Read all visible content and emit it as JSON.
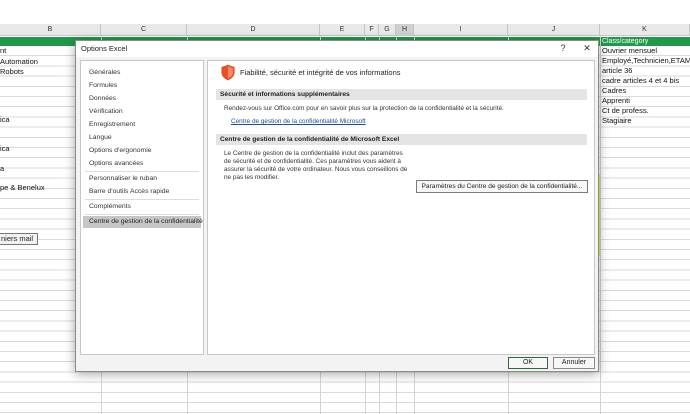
{
  "sheet": {
    "columns": [
      "B",
      "C",
      "D",
      "E",
      "F",
      "G",
      "H",
      "I",
      "J",
      "K"
    ],
    "selected_column": "H",
    "b_cells": [
      "nt",
      "Automation",
      "Robots",
      "ica",
      "ica",
      "a",
      "pe & Benelux"
    ],
    "k_header": "Class/category",
    "k_cells": [
      "Ouvrier mensuel",
      "Employé,Technicien,ETAM",
      "article 36",
      "cadre articles 4 et 4 bis",
      "Cadres",
      "Apprenti",
      "Ct de profess.",
      "Stagiaire"
    ],
    "sheet_button_label": "niers mail",
    "accent_green": "#1f9a48",
    "highlight_yellow": "#e7ef50"
  },
  "dialog": {
    "title": "Options Excel",
    "help_label": "?",
    "close_label": "✕",
    "nav_items": [
      "Générales",
      "Formules",
      "Données",
      "Vérification",
      "Enregistrement",
      "Langue",
      "Options d'ergonomie",
      "Options avancées",
      "Personnaliser le ruban",
      "Barre d'outils Accès rapide",
      "Compléments",
      "Centre de gestion de la confidentialité"
    ],
    "active_nav": "Centre de gestion de la confidentialité",
    "heading": "Fiabilité, sécurité et intégrité de vos informations",
    "section1": {
      "title": "Sécurité et informations supplémentaires",
      "text": "Rendez-vous sur Office.com pour en savoir plus sur la protection de la confidentialité et la sécurité.",
      "link": "Centre de gestion de la confidentialité Microsoft"
    },
    "section2": {
      "title": "Centre de gestion de la confidentialité de Microsoft Excel",
      "text": "Le Centre de gestion de la confidentialité inclut des paramètres de sécurité et de confidentialité. Ces paramètres vous aident à assurer la sécurité de votre ordinateur. Nous vous conseillons de ne pas les modifier.",
      "button": "Paramètres du Centre de gestion de la confidentialité..."
    },
    "ok_label": "OK",
    "cancel_label": "Annuler",
    "shield_color": "#e5502b"
  }
}
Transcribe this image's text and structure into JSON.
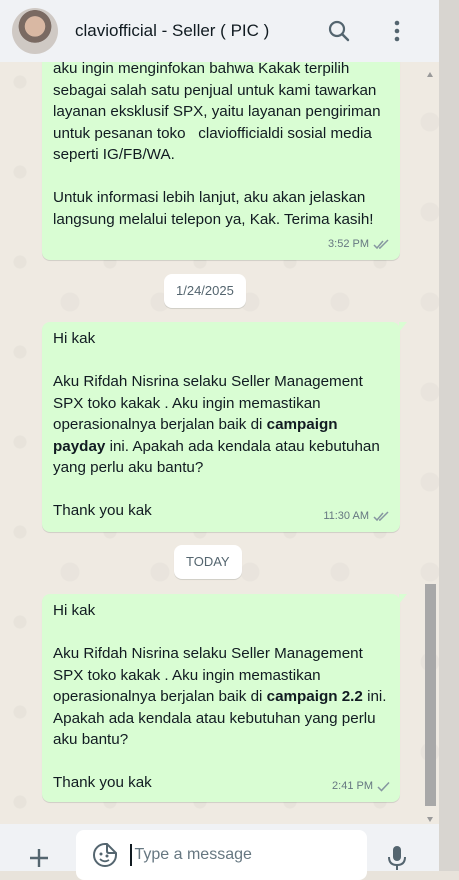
{
  "header": {
    "title": "claviofficial - Seller ( PIC )"
  },
  "messages": [
    {
      "text_lines": [
        "aku ingin menginfokan bahwa Kakak terpilih",
        "sebagai salah satu penjual untuk kami tawarkan",
        "layanan eksklusif SPX, yaitu layanan pengiriman",
        "untuk pesanan toko   claviofficialdi sosial media",
        "seperti IG/FB/WA.",
        "",
        "Untuk informasi lebih lanjut, aku akan jelaskan",
        "langsung melalui telepon ya, Kak. Terima kasih!"
      ],
      "time": "3:52 PM",
      "status": "read"
    },
    {
      "greeting": "Hi kak",
      "body_before": "Aku Rifdah Nisrina selaku Seller Management SPX toko kakak . Aku ingin memastikan operasionalnya berjalan baik di ",
      "bold": "campaign payday",
      "body_after": " ini. Apakah ada kendala atau kebutuhan yang perlu aku bantu?",
      "closing": "Thank you kak",
      "time": "11:30 AM",
      "status": "read"
    },
    {
      "greeting": "Hi kak",
      "body_before": "Aku Rifdah Nisrina selaku Seller Management SPX toko kakak . Aku ingin memastikan operasionalnya berjalan baik di ",
      "bold": "campaign 2.2",
      "body_after": " ini. Apakah ada kendala atau kebutuhan yang perlu aku bantu?",
      "closing": "Thank you kak",
      "time": "2:41 PM",
      "status": "sent"
    }
  ],
  "dates": {
    "first": "1/24/2025",
    "second": "TODAY"
  },
  "composer": {
    "placeholder": "Type a message"
  },
  "icons": {
    "search": "search-icon",
    "menu": "kebab-menu-icon",
    "attach": "plus-icon",
    "emoji": "emoji-sticker-icon",
    "mic": "microphone-icon"
  },
  "colors": {
    "outgoing_bubble": "#d9fdd3",
    "header_bg": "#f0f2f5",
    "read_ticks": "#8696a0"
  }
}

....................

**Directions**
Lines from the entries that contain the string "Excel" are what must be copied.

**Output for this task**
    "title": "Options Excel",
      "title": "Centre de gestion de la confidentialité de Microsoft Excel",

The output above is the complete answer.